- INSTRUCTIONS TO FOLLOW: How many lines in the entries below include the string "title"? Answer with the number only.

- Website and app data records:
——

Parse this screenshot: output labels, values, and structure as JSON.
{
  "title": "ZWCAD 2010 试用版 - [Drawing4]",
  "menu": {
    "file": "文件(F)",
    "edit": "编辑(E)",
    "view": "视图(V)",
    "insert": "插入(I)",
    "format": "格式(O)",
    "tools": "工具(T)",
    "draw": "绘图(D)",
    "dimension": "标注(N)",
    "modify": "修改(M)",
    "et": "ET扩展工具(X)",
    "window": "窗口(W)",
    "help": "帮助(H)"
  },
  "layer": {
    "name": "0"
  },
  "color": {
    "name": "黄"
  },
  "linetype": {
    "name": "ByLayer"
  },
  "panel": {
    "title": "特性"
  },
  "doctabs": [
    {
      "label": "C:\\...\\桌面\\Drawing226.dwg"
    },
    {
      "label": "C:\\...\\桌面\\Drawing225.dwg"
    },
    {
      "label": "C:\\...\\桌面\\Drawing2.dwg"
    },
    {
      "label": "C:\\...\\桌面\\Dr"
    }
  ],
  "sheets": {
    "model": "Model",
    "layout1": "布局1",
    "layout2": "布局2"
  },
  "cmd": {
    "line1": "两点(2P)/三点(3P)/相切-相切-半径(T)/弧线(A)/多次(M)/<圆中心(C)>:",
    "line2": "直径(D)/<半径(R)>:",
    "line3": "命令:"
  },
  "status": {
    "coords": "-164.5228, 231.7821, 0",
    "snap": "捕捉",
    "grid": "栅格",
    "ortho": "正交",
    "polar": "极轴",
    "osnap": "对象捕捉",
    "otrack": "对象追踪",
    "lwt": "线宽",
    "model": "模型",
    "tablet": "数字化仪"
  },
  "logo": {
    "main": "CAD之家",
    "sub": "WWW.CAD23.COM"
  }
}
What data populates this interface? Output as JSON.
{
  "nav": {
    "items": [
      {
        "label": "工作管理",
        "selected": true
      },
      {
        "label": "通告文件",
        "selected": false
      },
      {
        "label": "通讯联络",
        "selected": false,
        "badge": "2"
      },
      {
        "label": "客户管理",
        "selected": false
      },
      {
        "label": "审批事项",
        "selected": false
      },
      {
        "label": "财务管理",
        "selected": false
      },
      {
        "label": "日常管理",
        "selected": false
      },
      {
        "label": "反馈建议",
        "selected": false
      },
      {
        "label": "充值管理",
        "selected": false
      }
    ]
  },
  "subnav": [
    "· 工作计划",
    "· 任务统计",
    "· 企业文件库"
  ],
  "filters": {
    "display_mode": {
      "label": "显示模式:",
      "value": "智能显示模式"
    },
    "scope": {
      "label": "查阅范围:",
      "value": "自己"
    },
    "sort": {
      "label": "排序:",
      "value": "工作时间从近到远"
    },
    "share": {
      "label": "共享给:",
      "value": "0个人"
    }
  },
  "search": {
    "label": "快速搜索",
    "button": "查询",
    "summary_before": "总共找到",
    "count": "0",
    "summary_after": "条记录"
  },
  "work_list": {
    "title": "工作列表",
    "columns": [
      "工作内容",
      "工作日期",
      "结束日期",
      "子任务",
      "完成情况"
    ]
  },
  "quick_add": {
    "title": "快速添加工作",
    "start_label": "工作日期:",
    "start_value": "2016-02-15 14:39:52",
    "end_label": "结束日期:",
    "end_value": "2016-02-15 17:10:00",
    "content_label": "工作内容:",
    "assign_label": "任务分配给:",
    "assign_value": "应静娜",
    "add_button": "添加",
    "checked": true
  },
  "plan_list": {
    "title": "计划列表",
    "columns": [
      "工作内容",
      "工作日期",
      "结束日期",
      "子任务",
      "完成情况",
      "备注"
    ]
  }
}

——

- EXERCISE RESPONSE: 5